After all, refurbishing a sanctuary isn’t just about preserving history.
“We’re not in it for preservation. We’re in it for transformation,” Walker said. “We want to see lives transformed.”
Being a neighbor
It was a damp, chilly Sunday last fall when a woman entered St. Matthew’s sanctuary shortly before the early service.
Being a neighbor
She and her husband were on a much-anticipated vacation, she said, and were staying at the Francis Marion Hotel next door.
But the evening before, he’d suffered a heart attack. That morning, he would undergo open-heart surgery.
So, the pastors prayed, and later visited the couple at the hospital.
A week later, shortly after the man was discharged, the couple came to worship.
The congregation prayed again, this time for healing and thanks.
Others visitors have stopped in from as far as Sweden, Egypt, Hong Kong and South Korea.
St. Matthew’s also has a 70-year tradition of offering musical performances to the community. Ashley Hall, MUSC, MOJA, Piccolo Spoleto and others use its sanctuary.
“One of our spiritual DNA stories is that of being a neighbor,” Wallace said.
After the earthquake of 1886, St. Matthew’s helped deliver supplies to residents congregated in Marion Square.

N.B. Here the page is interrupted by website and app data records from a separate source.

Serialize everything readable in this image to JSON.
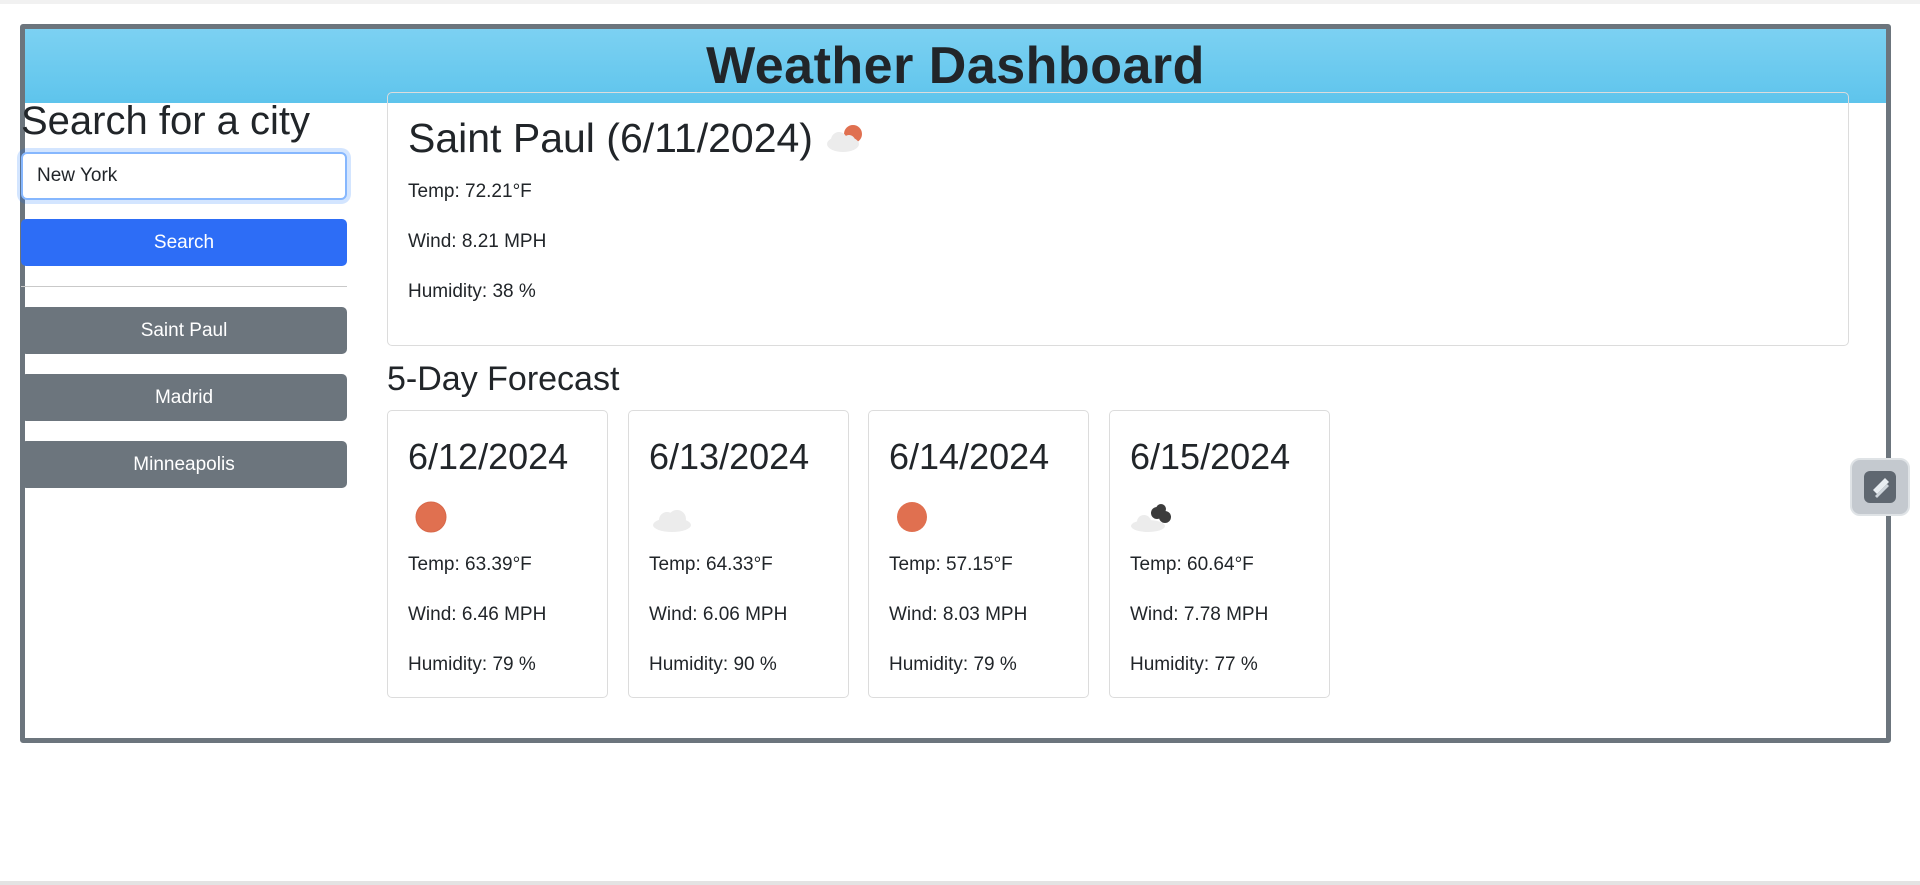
{
  "header": {
    "title": "Weather Dashboard"
  },
  "sidebar": {
    "heading": "Search for a city",
    "search_value": "New York",
    "search_button": "Search",
    "history": [
      "Saint Paul",
      "Madrid",
      "Minneapolis"
    ]
  },
  "current": {
    "title": "Saint Paul (6/11/2024)",
    "icon": "partly-cloudy-day-icon",
    "temp": "Temp: 72.21°F",
    "wind": "Wind: 8.21 MPH",
    "humidity": "Humidity: 38 %"
  },
  "forecast": {
    "heading": "5-Day Forecast",
    "days": [
      {
        "date": "6/12/2024",
        "icon": "sun-icon",
        "temp": "Temp: 63.39°F",
        "wind": "Wind: 6.46 MPH",
        "humidity": "Humidity: 79 %"
      },
      {
        "date": "6/13/2024",
        "icon": "cloud-icon",
        "temp": "Temp: 64.33°F",
        "wind": "Wind: 6.06 MPH",
        "humidity": "Humidity: 90 %"
      },
      {
        "date": "6/14/2024",
        "icon": "sun-icon",
        "temp": "Temp: 57.15°F",
        "wind": "Wind: 8.03 MPH",
        "humidity": "Humidity: 79 %"
      },
      {
        "date": "6/15/2024",
        "icon": "broken-clouds-icon",
        "temp": "Temp: 60.64°F",
        "wind": "Wind: 7.78 MPH",
        "humidity": "Humidity: 77 %"
      }
    ]
  },
  "colors": {
    "header_bg": "#5ec4ec",
    "primary": "#2d6df6",
    "secondary": "#6c757d",
    "sun": "#e07050"
  },
  "side_widget_icon": "extension-icon"
}
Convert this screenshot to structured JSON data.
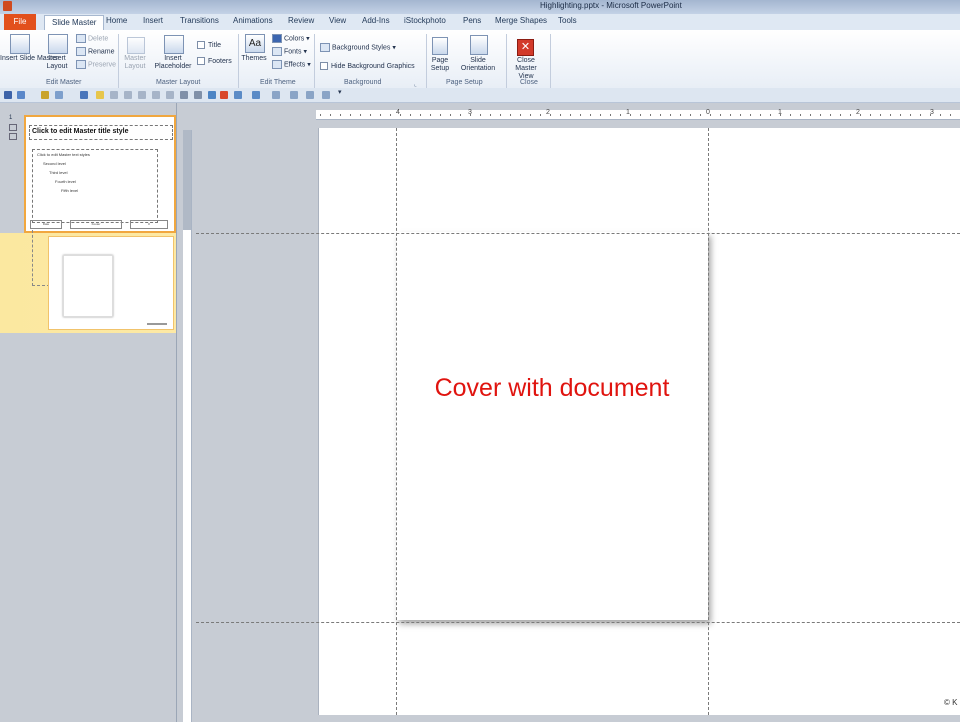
{
  "window": {
    "title": "Highlighting.pptx - Microsoft PowerPoint"
  },
  "tabs": [
    {
      "label": "File"
    },
    {
      "label": "Slide Master"
    },
    {
      "label": "Home"
    },
    {
      "label": "Insert"
    },
    {
      "label": "Transitions"
    },
    {
      "label": "Animations"
    },
    {
      "label": "Review"
    },
    {
      "label": "View"
    },
    {
      "label": "Add-Ins"
    },
    {
      "label": "iStockphoto"
    },
    {
      "label": "Pens"
    },
    {
      "label": "Merge Shapes"
    },
    {
      "label": "Tools"
    }
  ],
  "ribbon": {
    "edit_master": {
      "insert_slide_master": "Insert Slide Master",
      "insert_layout": "Insert Layout",
      "delete": "Delete",
      "rename": "Rename",
      "preserve": "Preserve",
      "group": "Edit Master"
    },
    "master_layout": {
      "master_layout": "Master Layout",
      "insert_placeholder": "Insert Placeholder",
      "title": "Title",
      "footers": "Footers",
      "group": "Master Layout"
    },
    "edit_theme": {
      "themes": "Themes",
      "colors": "Colors",
      "fonts": "Fonts",
      "effects": "Effects",
      "group": "Edit Theme"
    },
    "background": {
      "background_styles": "Background Styles",
      "hide_background_graphics": "Hide Background Graphics",
      "group": "Background"
    },
    "page_setup": {
      "page_setup": "Page Setup",
      "slide_orientation": "Slide Orientation",
      "group": "Page Setup"
    },
    "close": {
      "close_master_view": "Close Master View",
      "group": "Close"
    }
  },
  "ruler": {
    "horizontal_labels": [
      "4",
      "3",
      "2",
      "1",
      "0",
      "1",
      "2",
      "3"
    ]
  },
  "thumbnails": {
    "first_number": "1",
    "master_title": "Click to edit Master title style",
    "levels": [
      "Click to edit Master text styles",
      "Second level",
      "Third level",
      "Fourth level",
      "Fifth level"
    ],
    "footer_left": "Date",
    "footer_mid": "Footer",
    "footer_right": "#"
  },
  "slide": {
    "text": "Cover with document",
    "copyright": "© K"
  },
  "colors": {
    "file_tab": "#e2501c",
    "slide_text": "#e0140f",
    "selection": "#f1a73f"
  }
}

And after Hurricane Hugo, its auditorium was used to hold and distribute supplies.
“We feel obligated to our descendants, but also to everyone here in the community,” said Dr. H. Biemann Othersen, whose family has worshipped at St. Matthew’s for nearly 100 years.
When renovations are complete, St. Matthew’s plans to form a team to welcome visitors into their “oasis of grace.”
“This building is a gift because its beauty offers a chance for sharing,” Wallace said. “And what can happen in that moment can affect lives.”
Reach Jennifer Hawes at 937-5563, follow her on Twitter at @JenBerryHawes or subscribe to her at facebook.com/jennifer.b.hawes.